INPUT DATA START

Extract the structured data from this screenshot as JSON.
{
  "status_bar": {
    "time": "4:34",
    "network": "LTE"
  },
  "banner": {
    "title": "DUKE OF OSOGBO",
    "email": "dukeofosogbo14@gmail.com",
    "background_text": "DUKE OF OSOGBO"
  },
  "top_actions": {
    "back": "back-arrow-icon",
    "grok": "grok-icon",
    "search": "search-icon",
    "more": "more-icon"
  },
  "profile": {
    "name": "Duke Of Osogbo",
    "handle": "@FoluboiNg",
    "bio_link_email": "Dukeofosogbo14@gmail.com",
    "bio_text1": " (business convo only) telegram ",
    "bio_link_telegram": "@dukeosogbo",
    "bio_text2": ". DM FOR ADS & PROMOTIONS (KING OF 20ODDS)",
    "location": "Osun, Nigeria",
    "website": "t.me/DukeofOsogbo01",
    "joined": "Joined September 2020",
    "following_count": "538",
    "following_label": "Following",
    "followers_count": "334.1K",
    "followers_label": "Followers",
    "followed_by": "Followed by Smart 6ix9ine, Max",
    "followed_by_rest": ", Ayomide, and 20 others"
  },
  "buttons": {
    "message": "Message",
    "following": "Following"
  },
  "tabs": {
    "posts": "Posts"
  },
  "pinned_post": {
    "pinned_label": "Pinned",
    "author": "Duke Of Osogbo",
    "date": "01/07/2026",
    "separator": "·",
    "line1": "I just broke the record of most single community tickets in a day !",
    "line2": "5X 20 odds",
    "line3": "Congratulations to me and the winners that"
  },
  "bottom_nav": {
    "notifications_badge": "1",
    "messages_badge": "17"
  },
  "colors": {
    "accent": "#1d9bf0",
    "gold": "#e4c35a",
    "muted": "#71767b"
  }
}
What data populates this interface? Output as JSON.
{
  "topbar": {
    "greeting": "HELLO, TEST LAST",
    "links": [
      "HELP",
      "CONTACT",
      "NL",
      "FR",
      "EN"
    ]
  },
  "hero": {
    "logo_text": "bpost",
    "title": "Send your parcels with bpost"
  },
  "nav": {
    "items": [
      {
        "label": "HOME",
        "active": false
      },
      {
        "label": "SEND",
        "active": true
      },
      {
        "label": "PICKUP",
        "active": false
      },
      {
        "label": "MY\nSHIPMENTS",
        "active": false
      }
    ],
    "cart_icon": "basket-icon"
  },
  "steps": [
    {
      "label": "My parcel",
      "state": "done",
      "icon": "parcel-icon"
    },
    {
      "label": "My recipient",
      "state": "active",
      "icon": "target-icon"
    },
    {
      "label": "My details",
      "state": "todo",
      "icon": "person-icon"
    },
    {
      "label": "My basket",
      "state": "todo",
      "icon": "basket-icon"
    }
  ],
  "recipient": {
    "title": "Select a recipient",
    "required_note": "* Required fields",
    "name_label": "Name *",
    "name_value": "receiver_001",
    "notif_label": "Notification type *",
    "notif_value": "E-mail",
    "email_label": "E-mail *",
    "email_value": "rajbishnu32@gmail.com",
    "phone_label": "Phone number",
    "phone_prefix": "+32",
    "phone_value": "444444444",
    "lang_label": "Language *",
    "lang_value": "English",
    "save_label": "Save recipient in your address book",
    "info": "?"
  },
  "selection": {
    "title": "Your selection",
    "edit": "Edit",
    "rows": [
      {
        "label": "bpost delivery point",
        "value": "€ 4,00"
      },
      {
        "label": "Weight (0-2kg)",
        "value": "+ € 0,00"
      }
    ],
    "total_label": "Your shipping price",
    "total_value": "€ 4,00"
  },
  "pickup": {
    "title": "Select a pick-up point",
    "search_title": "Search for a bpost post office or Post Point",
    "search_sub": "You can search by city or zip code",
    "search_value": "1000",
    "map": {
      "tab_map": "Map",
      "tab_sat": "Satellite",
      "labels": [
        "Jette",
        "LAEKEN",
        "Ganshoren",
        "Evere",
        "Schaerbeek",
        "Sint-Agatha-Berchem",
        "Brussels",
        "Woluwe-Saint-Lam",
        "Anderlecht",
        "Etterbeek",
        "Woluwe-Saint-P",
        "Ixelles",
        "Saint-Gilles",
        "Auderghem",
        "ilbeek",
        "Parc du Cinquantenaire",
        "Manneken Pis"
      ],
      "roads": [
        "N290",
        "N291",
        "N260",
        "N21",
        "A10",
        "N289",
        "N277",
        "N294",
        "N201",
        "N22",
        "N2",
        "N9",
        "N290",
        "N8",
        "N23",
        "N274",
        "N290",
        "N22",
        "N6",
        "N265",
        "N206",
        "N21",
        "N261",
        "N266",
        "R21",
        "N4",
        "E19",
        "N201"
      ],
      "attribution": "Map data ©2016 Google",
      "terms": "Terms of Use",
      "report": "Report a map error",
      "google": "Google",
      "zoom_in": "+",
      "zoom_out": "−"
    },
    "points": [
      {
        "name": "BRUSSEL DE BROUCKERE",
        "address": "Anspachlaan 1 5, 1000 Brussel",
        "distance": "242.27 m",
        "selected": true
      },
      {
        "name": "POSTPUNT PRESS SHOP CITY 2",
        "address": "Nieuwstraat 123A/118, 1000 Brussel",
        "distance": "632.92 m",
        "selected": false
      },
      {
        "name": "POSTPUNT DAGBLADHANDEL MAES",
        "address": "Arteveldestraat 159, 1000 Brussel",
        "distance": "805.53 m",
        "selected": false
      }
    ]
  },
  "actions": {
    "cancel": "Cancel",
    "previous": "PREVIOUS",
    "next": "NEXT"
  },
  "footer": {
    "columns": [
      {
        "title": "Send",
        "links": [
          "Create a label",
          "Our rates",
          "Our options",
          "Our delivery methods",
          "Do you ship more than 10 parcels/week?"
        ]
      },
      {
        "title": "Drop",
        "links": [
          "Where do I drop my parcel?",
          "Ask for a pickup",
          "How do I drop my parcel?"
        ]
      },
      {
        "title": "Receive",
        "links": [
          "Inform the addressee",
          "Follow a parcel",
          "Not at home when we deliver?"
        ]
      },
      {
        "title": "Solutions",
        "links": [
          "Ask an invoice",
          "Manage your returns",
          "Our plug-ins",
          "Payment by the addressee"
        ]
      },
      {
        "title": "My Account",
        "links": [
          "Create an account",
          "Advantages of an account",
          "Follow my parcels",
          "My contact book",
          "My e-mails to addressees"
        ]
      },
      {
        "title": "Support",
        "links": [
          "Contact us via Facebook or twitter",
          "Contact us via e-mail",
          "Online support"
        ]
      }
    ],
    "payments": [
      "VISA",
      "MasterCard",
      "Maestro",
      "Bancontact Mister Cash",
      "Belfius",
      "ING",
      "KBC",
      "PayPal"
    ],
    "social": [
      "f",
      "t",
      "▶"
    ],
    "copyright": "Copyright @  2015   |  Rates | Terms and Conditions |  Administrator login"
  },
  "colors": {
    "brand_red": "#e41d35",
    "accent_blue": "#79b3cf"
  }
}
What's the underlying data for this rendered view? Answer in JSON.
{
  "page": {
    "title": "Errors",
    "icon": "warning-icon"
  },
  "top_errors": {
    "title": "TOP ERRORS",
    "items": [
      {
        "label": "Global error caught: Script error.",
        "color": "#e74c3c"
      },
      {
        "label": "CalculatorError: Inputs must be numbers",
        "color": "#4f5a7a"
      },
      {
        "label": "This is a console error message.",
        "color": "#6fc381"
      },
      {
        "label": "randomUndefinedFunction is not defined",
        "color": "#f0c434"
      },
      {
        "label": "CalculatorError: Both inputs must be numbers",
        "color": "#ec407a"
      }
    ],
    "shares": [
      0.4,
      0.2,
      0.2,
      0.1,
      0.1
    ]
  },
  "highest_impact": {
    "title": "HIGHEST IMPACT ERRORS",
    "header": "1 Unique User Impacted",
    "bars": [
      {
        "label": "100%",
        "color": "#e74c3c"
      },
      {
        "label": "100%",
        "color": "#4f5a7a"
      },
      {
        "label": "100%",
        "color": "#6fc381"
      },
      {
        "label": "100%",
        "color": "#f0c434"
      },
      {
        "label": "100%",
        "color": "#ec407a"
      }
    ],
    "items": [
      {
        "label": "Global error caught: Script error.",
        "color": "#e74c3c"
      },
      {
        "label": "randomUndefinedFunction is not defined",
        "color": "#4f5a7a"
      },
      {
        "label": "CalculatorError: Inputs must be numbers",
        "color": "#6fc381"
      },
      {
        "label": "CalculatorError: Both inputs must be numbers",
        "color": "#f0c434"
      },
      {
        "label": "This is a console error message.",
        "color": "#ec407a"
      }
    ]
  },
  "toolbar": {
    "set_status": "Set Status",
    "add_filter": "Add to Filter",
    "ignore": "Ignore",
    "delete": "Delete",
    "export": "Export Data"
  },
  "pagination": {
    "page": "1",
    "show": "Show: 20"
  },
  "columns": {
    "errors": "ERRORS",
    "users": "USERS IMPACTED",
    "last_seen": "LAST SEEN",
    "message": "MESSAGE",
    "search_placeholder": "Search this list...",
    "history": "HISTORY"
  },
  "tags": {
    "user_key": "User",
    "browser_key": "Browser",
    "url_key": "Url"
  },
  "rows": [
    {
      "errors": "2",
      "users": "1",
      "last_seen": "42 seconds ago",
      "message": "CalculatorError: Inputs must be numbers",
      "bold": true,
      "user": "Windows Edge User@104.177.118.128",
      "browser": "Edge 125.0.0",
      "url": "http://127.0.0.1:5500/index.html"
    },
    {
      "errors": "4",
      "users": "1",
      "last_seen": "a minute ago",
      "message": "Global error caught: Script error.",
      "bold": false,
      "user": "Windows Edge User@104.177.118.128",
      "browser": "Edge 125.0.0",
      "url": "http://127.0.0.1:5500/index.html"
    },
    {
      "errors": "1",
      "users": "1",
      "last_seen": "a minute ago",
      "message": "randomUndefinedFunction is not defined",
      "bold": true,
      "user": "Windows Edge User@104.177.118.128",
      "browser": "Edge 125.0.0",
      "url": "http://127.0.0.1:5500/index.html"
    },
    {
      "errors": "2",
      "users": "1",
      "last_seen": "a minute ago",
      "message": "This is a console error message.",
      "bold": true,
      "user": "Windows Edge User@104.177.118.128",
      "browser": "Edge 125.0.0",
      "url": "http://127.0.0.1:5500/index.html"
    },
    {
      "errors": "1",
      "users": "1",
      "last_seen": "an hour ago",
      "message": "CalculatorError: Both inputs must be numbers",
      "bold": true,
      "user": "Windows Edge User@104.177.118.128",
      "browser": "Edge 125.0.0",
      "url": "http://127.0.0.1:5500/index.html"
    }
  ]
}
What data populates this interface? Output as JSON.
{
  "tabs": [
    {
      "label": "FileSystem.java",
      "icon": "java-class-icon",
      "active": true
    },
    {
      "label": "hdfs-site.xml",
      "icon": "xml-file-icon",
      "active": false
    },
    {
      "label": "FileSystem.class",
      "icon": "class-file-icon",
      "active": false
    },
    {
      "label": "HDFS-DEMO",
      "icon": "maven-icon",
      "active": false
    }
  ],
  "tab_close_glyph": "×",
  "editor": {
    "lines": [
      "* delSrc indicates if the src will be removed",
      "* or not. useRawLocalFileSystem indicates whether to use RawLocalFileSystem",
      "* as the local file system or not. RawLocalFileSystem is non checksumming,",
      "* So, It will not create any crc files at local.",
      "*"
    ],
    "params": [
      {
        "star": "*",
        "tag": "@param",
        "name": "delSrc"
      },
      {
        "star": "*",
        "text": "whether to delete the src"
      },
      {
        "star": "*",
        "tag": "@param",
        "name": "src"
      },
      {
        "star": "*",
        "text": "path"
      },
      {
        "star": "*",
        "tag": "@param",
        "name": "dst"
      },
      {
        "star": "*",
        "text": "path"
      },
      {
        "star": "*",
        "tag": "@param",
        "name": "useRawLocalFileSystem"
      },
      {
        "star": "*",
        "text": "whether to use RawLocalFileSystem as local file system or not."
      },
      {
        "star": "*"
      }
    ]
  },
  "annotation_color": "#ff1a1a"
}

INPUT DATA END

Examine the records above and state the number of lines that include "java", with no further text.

2